The subject of our inquiry to-day will be — "What practical effect ought the doctrine of the Lord's second coming to have on you and me, living when and where and as we do?" On the certainty of that coming, I need, I suppose, say very little. On the manner of that coming, we possibly may not be agreed; the time of it is expressly and purposely concealed from us. Two things, therefore, seem to me to have a right, as elements, to influence our practice in this matter; the absolute certainty that the day will come, and the absolute uncertainty when it will come. In fact, in both these respects we are in much the same situation as we are, when in health and strength and the prime of life, with regard to the day of our death. We know that it must be; but no sign appears of its immediate approach. And from this example, so common and so well understood, we may perhaps be able easily to deduce our duty in the other case. The wise course with regard to the inevitable day of one's death appears to be this: never to lose sight of the certainty of it, but to keep ourselves ever ready, while at the same time we do not morbidly brood over the fact, nor allow it to interrupt our duties in life. And here, as in that other case, we must avoid a diseased and restless state of anticipation, as well as the opposite extreme of entire forgetfulness. But perhaps it may be said, In laying down rules for the one consideration, that of our own deaths, are we not also including the other, the expectation of the coming of the Lord? Certainly, in some particulars the two great events coincide; but by no means in all. And it may be profitable for a few moments to ask ourselves wherein they are identical, and wherein each has its region peculiar to itself. They coincide in that each event, as far as we are concerned, will put a limit to this our present state of existence; but they differ, in that the one will do this for ourselves alone; the other, for all mankind. And this is a strictly practical consideration; for I suppose few of us are so selfish as to confine our anticipations and provisions to ourselves alone, but we all extend them over those who are to come after us. The certainty, then, of the day of the Lord will influence those provisions, if we look on it as bringing the limit of this state of time; we shall be rather anxious to do present good with our substance, making moderate provision for our successors, than to lay the foundations of great possessions, and starve our charities to do so. Again, they differ, in that the one brings to ourselves alone the final state; the other completes the great scheme of redemption.
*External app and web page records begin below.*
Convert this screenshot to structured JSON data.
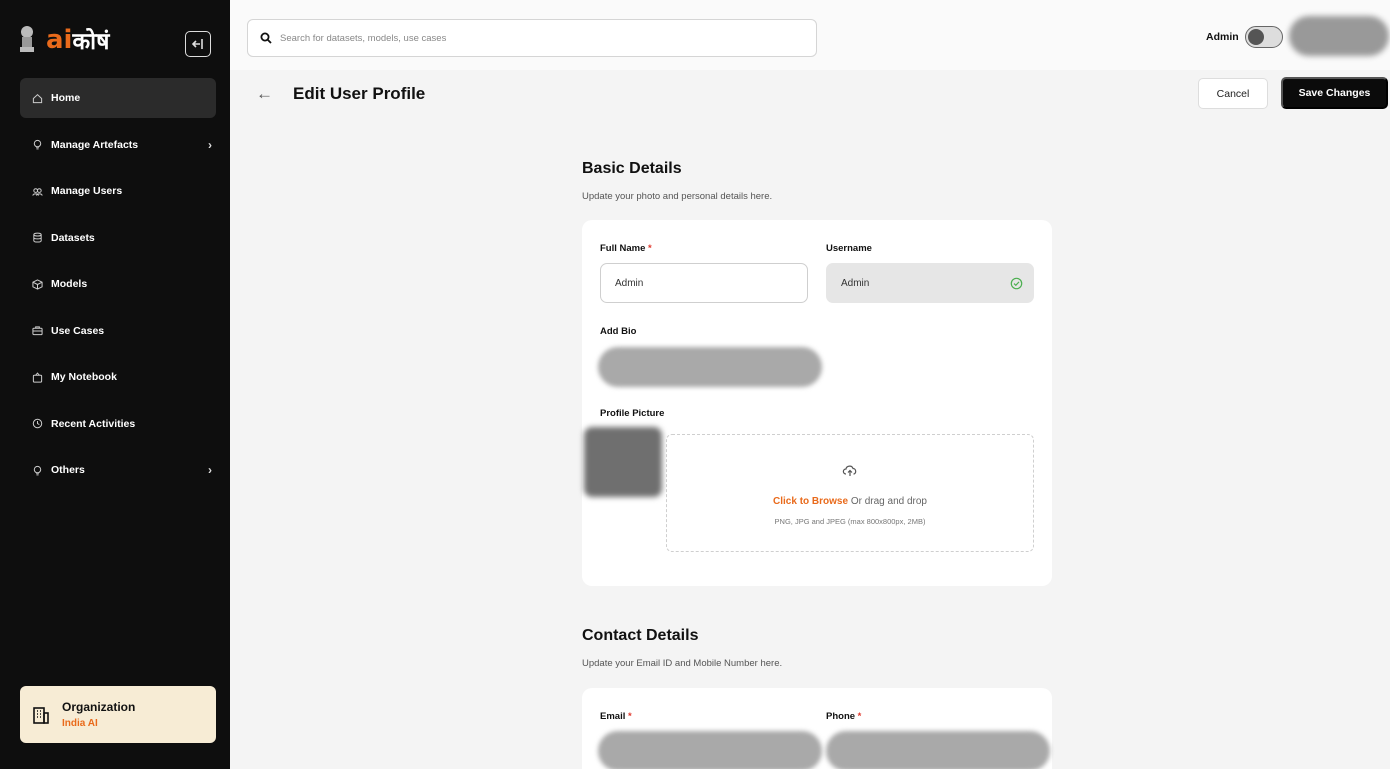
{
  "brand": {
    "ai": "ai",
    "kosh": "कोषं"
  },
  "sidebar": {
    "items": [
      {
        "label": "Home",
        "icon": "home-icon",
        "active": true
      },
      {
        "label": "Manage Artefacts",
        "icon": "bulb-icon",
        "has_children": true
      },
      {
        "label": "Manage Users",
        "icon": "users-icon"
      },
      {
        "label": "Datasets",
        "icon": "database-icon"
      },
      {
        "label": "Models",
        "icon": "cube-icon"
      },
      {
        "label": "Use Cases",
        "icon": "briefcase-icon"
      },
      {
        "label": "My Notebook",
        "icon": "notebook-icon"
      },
      {
        "label": "Recent Activities",
        "icon": "clock-icon"
      },
      {
        "label": "Others",
        "icon": "bulb-icon",
        "has_children": true
      }
    ],
    "org": {
      "title": "Organization",
      "name": "India AI",
      "icon": "building-icon"
    }
  },
  "topbar": {
    "search_placeholder": "Search for datasets, models, use cases",
    "admin_label": "Admin"
  },
  "header": {
    "title": "Edit User Profile",
    "cancel": "Cancel",
    "save": "Save Changes"
  },
  "basic": {
    "title": "Basic Details",
    "subtitle": "Update your photo and personal details here.",
    "full_name_label": "Full Name",
    "full_name_value": "Admin",
    "username_label": "Username",
    "username_value": "Admin",
    "bio_label": "Add Bio",
    "picture_label": "Profile Picture",
    "upload_link": "Click to Browse",
    "upload_rest": " Or drag and drop",
    "upload_hint": "PNG, JPG and JPEG (max 800x800px, 2MB)"
  },
  "contact": {
    "title": "Contact Details",
    "subtitle": "Update your Email ID and Mobile Number here.",
    "email_label": "Email",
    "phone_label": "Phone"
  },
  "required_marker": "*",
  "colors": {
    "accent": "#e96a1b",
    "sidebar_bg": "#0e0e0e",
    "required": "#e03a2f"
  }
}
The number of God's elect will be accomplished, and His glorious kingdom will have come. And such a consideration, while it may not have much distinctive influence upon our individual Christian lives, ought to have much upon our regard of our relative duties, and our efforts for spreading Christ's gospel on earth.
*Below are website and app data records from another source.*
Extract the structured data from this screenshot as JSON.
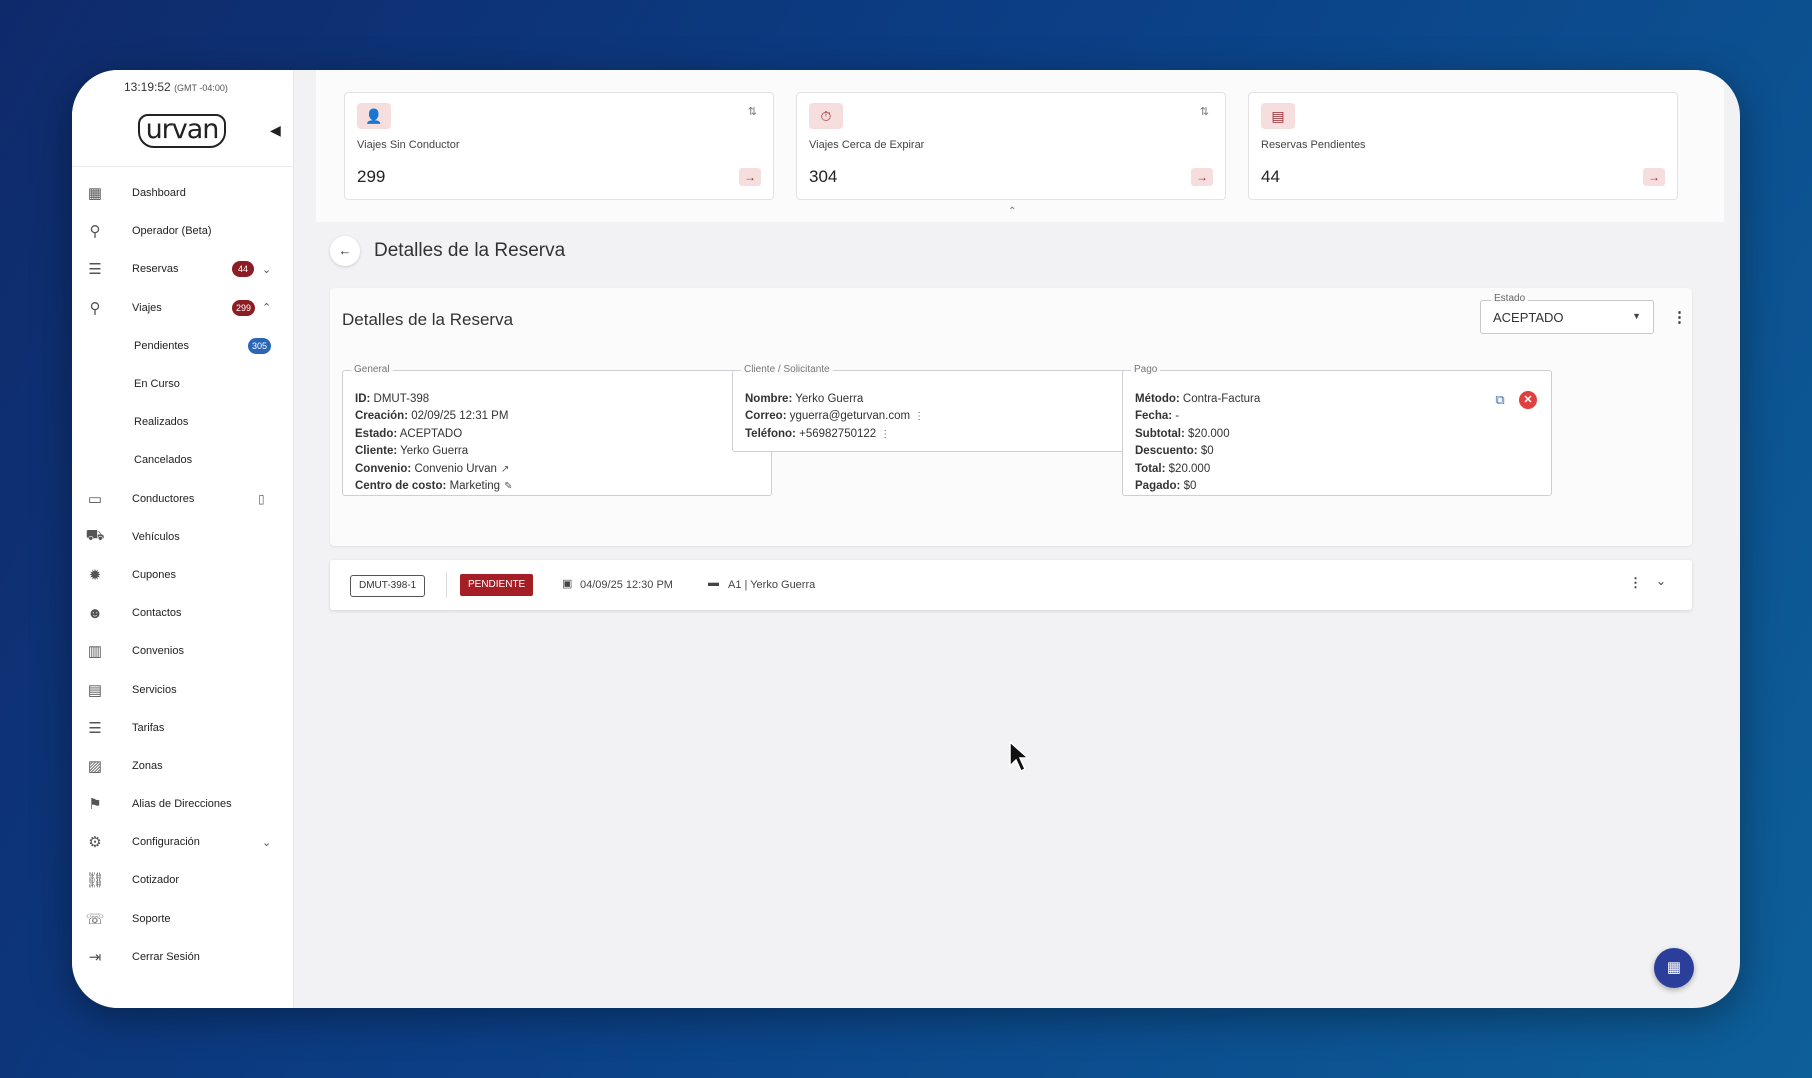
{
  "clock": {
    "time": "13:19:52",
    "tz": "(GMT -04:00)"
  },
  "brand": {
    "logo_text": "urvan"
  },
  "sidebar": {
    "items": [
      {
        "label": "Dashboard",
        "icon": "dashboard-icon"
      },
      {
        "label": "Operador (Beta)",
        "icon": "route-icon"
      },
      {
        "label": "Reservas",
        "icon": "list-icon",
        "badge": "44",
        "chevron": "down"
      },
      {
        "label": "Viajes",
        "icon": "route-icon",
        "badge": "299",
        "chevron": "up"
      },
      {
        "label": "Pendientes",
        "sub": true,
        "badge": "305",
        "badge_color": "#2b66b6"
      },
      {
        "label": "En Curso",
        "sub": true
      },
      {
        "label": "Realizados",
        "sub": true
      },
      {
        "label": "Cancelados",
        "sub": true
      },
      {
        "label": "Conductores",
        "icon": "id-card-icon",
        "extra": "map-icon"
      },
      {
        "label": "Vehículos",
        "icon": "car-icon"
      },
      {
        "label": "Cupones",
        "icon": "badge-icon"
      },
      {
        "label": "Contactos",
        "icon": "people-icon"
      },
      {
        "label": "Convenios",
        "icon": "building-icon"
      },
      {
        "label": "Servicios",
        "icon": "grid-list-icon"
      },
      {
        "label": "Tarifas",
        "icon": "list-icon"
      },
      {
        "label": "Zonas",
        "icon": "map-add-icon"
      },
      {
        "label": "Alias de Direcciones",
        "icon": "pin-icon"
      },
      {
        "label": "Configuración",
        "icon": "gear-icon",
        "chevron": "down"
      },
      {
        "label": "Cotizador",
        "icon": "link-icon"
      },
      {
        "label": "Soporte",
        "icon": "support-icon"
      },
      {
        "label": "Cerrar Sesión",
        "icon": "logout-icon"
      }
    ]
  },
  "kpis": [
    {
      "title": "Viajes Sin Conductor",
      "value": "299",
      "icon": "person-off-icon"
    },
    {
      "title": "Viajes Cerca de Expirar",
      "value": "304",
      "icon": "timer-icon"
    },
    {
      "title": "Reservas Pendientes",
      "value": "44",
      "icon": "list-icon"
    }
  ],
  "page": {
    "title": "Detalles de la Reserva"
  },
  "details": {
    "title": "Detalles de la Reserva",
    "estado_label": "Estado",
    "estado_value": "ACEPTADO",
    "general": {
      "legend": "General",
      "id_label": "ID:",
      "id": "DMUT-398",
      "creacion_label": "Creación:",
      "creacion": "02/09/25 12:31 PM",
      "estado_label": "Estado:",
      "estado": "ACEPTADO",
      "cliente_label": "Cliente:",
      "cliente": "Yerko Guerra",
      "convenio_label": "Convenio:",
      "convenio": "Convenio Urvan",
      "centro_label": "Centro de costo:",
      "centro": "Marketing"
    },
    "cliente": {
      "legend": "Cliente / Solicitante",
      "nombre_label": "Nombre:",
      "nombre": "Yerko Guerra",
      "correo_label": "Correo:",
      "correo": "yguerra@geturvan.com",
      "telefono_label": "Teléfono:",
      "telefono": "+56982750122"
    },
    "pago": {
      "legend": "Pago",
      "metodo_label": "Método:",
      "metodo": "Contra-Factura",
      "fecha_label": "Fecha:",
      "fecha": "-",
      "subtotal_label": "Subtotal:",
      "subtotal": "$20.000",
      "descuento_label": "Descuento:",
      "descuento": "$0",
      "total_label": "Total:",
      "total": "$20.000",
      "pagado_label": "Pagado:",
      "pagado": "$0"
    }
  },
  "trip": {
    "code": "DMUT-398-1",
    "status": "PENDIENTE",
    "date": "04/09/25 12:30 PM",
    "driver": "A1 | Yerko Guerra"
  },
  "colors": {
    "accent": "#8d1d24",
    "status_pending": "#a61e25",
    "fab": "#2b3f9a",
    "badge_blue": "#2b66b6"
  }
}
Parallel VersesKJV: Watch ye therefore, and pray always, that ye may be accounted worthy to escape all these things that shall come to pass, and to stand before the Son of man.